Queen crape myrtle
This deciduous species from the humid jungles of India, Sri Lanka
and Burma can reach a height of 80 ft (24 m) in the wild, with a
single trunk and a spreading broad head. It has long, leathery
leaves that turn copper red in fall (autumn) before dropping. Very
showy panicles of large, rose-pink to lilac and lavender-purple
flowers are borne from summer to fall. The bark is shed in irregular
patches, giving the smooth gray trunk an attractive yellowish,
Cultivation: They thrive in full sun in well-drained, humus-rich
soil. They need shelter from strong summer winds, which will destroy
the delicate flowers. Propagate from cuttings in summer or from seed
Medicinal applications: roots are used for stomach problems.
Tea of the leaves is used against diabetes mellitus and for weight
The leaves are able to lower blood sugar due to, among other
phytochemicals -, corosolic acid (triterpenoid glycoside).

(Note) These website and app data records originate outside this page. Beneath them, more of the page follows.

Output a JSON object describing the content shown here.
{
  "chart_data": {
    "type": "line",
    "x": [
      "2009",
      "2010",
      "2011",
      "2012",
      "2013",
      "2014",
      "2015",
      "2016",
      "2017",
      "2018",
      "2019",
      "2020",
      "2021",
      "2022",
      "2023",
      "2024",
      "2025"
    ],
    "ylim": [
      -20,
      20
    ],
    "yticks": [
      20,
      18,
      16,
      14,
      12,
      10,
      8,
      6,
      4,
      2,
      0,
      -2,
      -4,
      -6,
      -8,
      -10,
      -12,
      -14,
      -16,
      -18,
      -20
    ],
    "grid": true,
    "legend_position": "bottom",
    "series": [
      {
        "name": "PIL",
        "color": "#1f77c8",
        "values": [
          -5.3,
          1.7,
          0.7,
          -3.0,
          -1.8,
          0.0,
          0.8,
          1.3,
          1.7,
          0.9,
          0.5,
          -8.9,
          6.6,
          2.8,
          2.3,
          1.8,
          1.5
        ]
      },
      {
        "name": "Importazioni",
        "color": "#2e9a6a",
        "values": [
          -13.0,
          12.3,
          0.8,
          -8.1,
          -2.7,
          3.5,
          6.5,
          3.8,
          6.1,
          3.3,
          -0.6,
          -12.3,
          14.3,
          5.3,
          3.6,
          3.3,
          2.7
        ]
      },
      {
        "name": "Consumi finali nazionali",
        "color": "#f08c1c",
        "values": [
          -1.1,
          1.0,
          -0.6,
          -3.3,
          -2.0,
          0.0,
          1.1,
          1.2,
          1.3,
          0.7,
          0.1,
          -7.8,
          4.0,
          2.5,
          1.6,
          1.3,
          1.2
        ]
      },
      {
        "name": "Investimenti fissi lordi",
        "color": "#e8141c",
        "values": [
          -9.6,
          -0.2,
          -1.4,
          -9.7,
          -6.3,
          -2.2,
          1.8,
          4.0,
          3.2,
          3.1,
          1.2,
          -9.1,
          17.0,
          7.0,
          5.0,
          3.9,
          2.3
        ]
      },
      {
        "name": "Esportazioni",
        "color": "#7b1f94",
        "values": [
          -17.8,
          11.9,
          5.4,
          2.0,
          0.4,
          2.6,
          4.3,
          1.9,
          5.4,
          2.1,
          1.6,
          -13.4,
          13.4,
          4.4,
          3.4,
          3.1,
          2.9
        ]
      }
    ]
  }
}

It helps the body handling glucose and as such also effective in